OW: Speaking of audience reaction, what has it been like?
OW: The audience reaction has been really wonderful. The entire creation of our podcast came from Guild Members who were asking for the opportunity to experience some of the rich programming we offer here in New York. We were already recording our lectures, so why not explore the idea of curating them further and putting them out to a larger audience.
Many people tell us they are part of their daily commute, others use them to face their relatively stressful workday by beginning with a walk+opera. Others just love the chance to learn more about an opera they don’t know much about, such as last year’s “Guillaume Tell.”
OW: Overall, what is your target audience for these podcasts and how have you been looking to engage them?
SH: When we first started two years ago, the target audience were audiences not based in New York city who wanted to learn about productions they were coming to see either in person or at their local movie theatre. Then we started hearing from local residents who said that they were subscribing to the podcast to enhance their learning opportunities. So we have tried to expand the reach through social media, giving a plug on multiple episodes about our various avenues that audiences can further engage with the Guild. We also announce each episode on social media, providing a conduit for audiences to share feedback and thoughts about the episodes. We have also started a bi-weekly newsletter that always highlights the week’s episode and other Guild programming.
OW: Have you considered audience participation on some of these podcasts?
SH: We have been talking about this and as we will be celebrating our 100th episode at the end of this season, we hope to include some audience participation as part of that celebration.
OW: How is the podcast a great tool for engaging and growing opera audiences? Why this particular tool and not something like a video series (though I understand that cost might be a consideration here)?
SH: What we love about the podcast as an audience engagement tool, is that you can listen to it anywhere! You can take your learning with you and also share it with others. The word of mouth of, “so I was listening to the Met Opera Guild Podcast…” is great! We also have a whole library of episodes that you can scan through to brush up on an opera you may be seeing at the Met or your local opera company. We also hope that hearing about an opera will peak your interest and that you will join us in the opera house or at the movie theatre. It also is a great chance for audiences to engage with the Metropolitan Opera Guild and perhaps attend a live program.

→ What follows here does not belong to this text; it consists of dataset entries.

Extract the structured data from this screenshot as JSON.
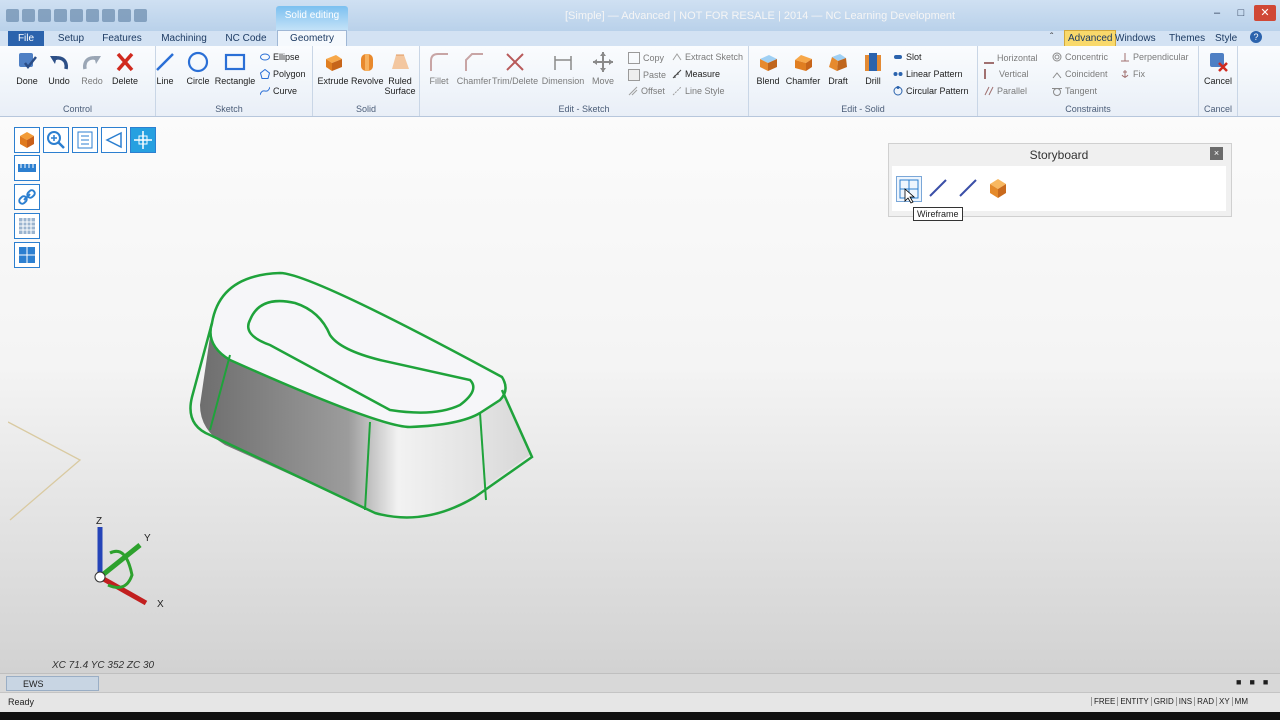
{
  "app": {
    "title": "[Simple] — Advanced | NOT FOR RESALE | 2014 — NC Learning Development",
    "contextual_tab": "Solid editing"
  },
  "tabs": [
    "File",
    "Setup",
    "Features",
    "Machining",
    "NC Code",
    "Geometry"
  ],
  "right_tabs": [
    "Advanced",
    "Windows",
    "Themes",
    "Style"
  ],
  "ribbon": {
    "control": {
      "label": "Control",
      "done": "Done",
      "undo": "Undo",
      "redo": "Redo",
      "delete": "Delete"
    },
    "sketch": {
      "label": "Sketch",
      "line": "Line",
      "circle": "Circle",
      "rectangle": "Rectangle",
      "ellipse": "Ellipse",
      "polygon": "Polygon",
      "curve": "Curve"
    },
    "solid": {
      "label": "Solid",
      "extrude": "Extrude",
      "revolve": "Revolve",
      "ruled_surface_1": "Ruled",
      "ruled_surface_2": "Surface"
    },
    "edit_sketch": {
      "label": "Edit - Sketch",
      "fillet": "Fillet",
      "chamfer": "Chamfer",
      "trim_delete": "Trim/Delete",
      "dimension": "Dimension",
      "move": "Move",
      "copy": "Copy",
      "paste": "Paste",
      "offset": "Offset",
      "extract_sketch": "Extract Sketch",
      "measure": "Measure",
      "line_style": "Line Style"
    },
    "edit_solid": {
      "label": "Edit - Solid",
      "blend": "Blend",
      "chamfer": "Chamfer",
      "draft": "Draft",
      "drill": "Drill",
      "slot": "Slot",
      "linear_pattern": "Linear Pattern",
      "circular_pattern": "Circular Pattern"
    },
    "constraints": {
      "label": "Constraints",
      "horizontal": "Horizontal",
      "vertical": "Vertical",
      "parallel": "Parallel",
      "concentric": "Concentric",
      "coincident": "Coincident",
      "tangent": "Tangent",
      "perpendicular": "Perpendicular",
      "fix": "Fix"
    },
    "cancel": {
      "label": "Cancel",
      "cancel": "Cancel"
    }
  },
  "storyboard": {
    "title": "Storyboard",
    "close": "×",
    "tooltip": "Wireframe"
  },
  "axes": {
    "x": "X",
    "y": "Y",
    "z": "Z"
  },
  "coords": "XC 71.4 YC 352 ZC 30",
  "bottom_tab": "EWS",
  "status": {
    "text": "Ready",
    "modes": [
      "FREE",
      "ENTITY",
      "GRID",
      "INS",
      "RAD",
      "XY",
      "MM"
    ]
  },
  "colors": {
    "accent": "#2b63ad",
    "model_edge": "#1fa33b",
    "advanced_tab": "#f9d96b",
    "close_red": "#d04836"
  }
}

We thought about a video series, but that is a high cost and the additional technology is something we don’t have at this time. Our friends at Opera News do offer a great video series entitled “Take Five,” so we felt that podcasting would allow us to harness existing programming for a larger audience. We are currently looking at possible online learning opportunities in the next several years, so stay tuned!